• _Problem description_: Pick out each line of the records that includes the string "Jose", and copy it.

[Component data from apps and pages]
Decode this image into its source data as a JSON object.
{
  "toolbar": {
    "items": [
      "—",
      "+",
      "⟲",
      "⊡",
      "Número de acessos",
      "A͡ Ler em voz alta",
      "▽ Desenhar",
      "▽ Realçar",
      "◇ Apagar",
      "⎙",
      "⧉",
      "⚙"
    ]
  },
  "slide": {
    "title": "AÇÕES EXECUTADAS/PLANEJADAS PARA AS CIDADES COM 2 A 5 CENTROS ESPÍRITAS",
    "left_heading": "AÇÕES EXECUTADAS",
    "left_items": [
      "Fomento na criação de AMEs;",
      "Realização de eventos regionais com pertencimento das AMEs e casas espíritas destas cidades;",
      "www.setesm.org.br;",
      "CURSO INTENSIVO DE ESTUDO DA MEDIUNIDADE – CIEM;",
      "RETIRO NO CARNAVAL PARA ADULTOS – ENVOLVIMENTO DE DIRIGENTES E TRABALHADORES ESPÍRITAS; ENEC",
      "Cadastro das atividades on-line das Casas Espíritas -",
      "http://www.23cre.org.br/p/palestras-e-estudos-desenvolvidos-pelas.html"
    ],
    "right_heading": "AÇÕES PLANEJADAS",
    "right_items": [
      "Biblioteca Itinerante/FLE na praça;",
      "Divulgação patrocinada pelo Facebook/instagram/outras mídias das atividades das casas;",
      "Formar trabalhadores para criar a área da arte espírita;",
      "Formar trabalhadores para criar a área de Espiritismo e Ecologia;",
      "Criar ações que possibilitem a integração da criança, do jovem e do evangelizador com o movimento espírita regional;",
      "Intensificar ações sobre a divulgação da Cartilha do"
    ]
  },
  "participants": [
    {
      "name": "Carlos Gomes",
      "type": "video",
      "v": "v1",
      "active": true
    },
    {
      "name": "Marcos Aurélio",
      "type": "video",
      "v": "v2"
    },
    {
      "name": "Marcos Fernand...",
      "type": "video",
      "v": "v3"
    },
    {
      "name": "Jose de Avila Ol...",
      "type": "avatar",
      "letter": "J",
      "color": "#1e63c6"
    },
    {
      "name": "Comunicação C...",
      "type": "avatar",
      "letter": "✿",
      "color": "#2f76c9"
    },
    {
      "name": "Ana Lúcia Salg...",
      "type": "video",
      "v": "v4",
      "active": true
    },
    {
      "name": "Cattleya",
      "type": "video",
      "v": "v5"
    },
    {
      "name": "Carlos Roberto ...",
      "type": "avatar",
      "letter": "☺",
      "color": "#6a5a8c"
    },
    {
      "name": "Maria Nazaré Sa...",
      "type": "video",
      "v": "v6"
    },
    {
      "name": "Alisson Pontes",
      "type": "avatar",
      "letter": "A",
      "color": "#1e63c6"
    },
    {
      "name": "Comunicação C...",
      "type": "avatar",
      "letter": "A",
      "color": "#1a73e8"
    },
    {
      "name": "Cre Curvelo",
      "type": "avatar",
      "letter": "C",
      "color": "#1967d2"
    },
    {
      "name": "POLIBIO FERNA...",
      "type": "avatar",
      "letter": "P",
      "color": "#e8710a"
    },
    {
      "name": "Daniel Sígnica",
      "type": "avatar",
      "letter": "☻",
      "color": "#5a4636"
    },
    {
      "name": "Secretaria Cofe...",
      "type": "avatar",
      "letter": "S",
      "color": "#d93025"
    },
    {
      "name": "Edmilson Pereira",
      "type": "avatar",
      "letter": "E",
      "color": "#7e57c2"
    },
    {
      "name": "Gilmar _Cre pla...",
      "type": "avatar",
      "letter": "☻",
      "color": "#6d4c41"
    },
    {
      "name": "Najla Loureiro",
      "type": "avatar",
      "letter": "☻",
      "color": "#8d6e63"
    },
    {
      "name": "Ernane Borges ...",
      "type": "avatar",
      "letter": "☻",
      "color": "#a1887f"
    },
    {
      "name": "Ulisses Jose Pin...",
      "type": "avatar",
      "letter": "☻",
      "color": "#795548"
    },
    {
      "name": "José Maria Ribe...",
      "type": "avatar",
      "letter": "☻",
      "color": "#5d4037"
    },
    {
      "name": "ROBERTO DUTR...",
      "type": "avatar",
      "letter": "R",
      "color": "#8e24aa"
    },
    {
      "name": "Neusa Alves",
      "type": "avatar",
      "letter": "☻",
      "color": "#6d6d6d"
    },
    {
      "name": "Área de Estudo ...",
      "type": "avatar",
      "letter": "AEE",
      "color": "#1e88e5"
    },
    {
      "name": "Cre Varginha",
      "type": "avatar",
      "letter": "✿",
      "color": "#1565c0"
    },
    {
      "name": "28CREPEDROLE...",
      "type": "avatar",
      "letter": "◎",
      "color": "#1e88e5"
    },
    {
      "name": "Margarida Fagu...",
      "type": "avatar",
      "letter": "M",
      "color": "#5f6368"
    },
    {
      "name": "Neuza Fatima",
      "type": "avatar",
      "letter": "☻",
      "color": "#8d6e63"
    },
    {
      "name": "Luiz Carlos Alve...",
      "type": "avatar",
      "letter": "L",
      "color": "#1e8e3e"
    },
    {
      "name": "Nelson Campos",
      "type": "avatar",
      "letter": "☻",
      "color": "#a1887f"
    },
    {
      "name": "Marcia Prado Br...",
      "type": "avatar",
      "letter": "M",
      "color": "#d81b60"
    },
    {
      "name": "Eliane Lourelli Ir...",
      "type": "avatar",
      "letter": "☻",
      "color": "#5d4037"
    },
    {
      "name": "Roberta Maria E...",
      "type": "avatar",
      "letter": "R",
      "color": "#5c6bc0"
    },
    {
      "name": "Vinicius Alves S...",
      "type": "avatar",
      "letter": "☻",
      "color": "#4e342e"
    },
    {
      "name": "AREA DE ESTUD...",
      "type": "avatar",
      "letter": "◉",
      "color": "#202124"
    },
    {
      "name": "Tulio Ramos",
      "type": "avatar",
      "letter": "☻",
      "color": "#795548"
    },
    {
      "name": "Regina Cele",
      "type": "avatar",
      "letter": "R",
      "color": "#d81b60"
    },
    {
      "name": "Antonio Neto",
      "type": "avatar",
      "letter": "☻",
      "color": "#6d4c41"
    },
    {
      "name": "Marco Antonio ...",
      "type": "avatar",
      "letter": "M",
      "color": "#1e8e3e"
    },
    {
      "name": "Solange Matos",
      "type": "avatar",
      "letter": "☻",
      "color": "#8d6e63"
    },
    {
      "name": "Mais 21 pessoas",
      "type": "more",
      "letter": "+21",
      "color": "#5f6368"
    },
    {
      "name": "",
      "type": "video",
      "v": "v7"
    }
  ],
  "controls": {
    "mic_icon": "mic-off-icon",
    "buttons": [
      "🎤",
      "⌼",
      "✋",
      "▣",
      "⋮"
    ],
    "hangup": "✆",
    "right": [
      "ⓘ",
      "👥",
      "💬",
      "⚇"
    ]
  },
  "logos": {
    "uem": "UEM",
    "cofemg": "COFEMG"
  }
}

• _Answer to this problem_:
      "name": "Jose de Avila Ol...",
      "name": "Ulisses Jose Pin...",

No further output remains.